» DATA RECORDS
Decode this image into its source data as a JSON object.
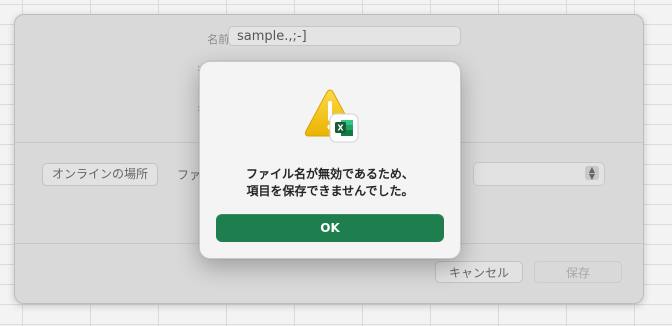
{
  "sheet": {
    "name_label": "名前:",
    "name_value": "sample.,;-]",
    "online_button": "オンラインの場所",
    "format_label": "ファ",
    "cancel_label": "キャンセル",
    "save_label": "保存"
  },
  "alert": {
    "line1": "ファイル名が無効であるため、",
    "line2": "項目を保存できませんでした。",
    "ok_label": "OK",
    "badge_letter": "X"
  },
  "colors": {
    "ok_button": "#1f7e4e",
    "warning_triangle": "#f2c21a",
    "excel_green": "#1d7044"
  }
}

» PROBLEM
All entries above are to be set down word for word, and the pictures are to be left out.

» OUTPUT FOR THIS TASK
Decode this image into its source data as a JSON object.
{
  "sheet": {
    "name_label": "名前:",
    "name_value": "sample.,;-]",
    "online_button": "オンラインの場所",
    "format_label": "ファ",
    "cancel_label": "キャンセル",
    "save_label": "保存"
  },
  "alert": {
    "line1": "ファイル名が無効であるため、",
    "line2": "項目を保存できませんでした。",
    "ok_label": "OK",
    "badge_letter": "X"
  },
  "colors": {
    "ok_button": "#1f7e4e",
    "warning_triangle": "#f2c21a",
    "excel_green": "#1d7044"
  }
}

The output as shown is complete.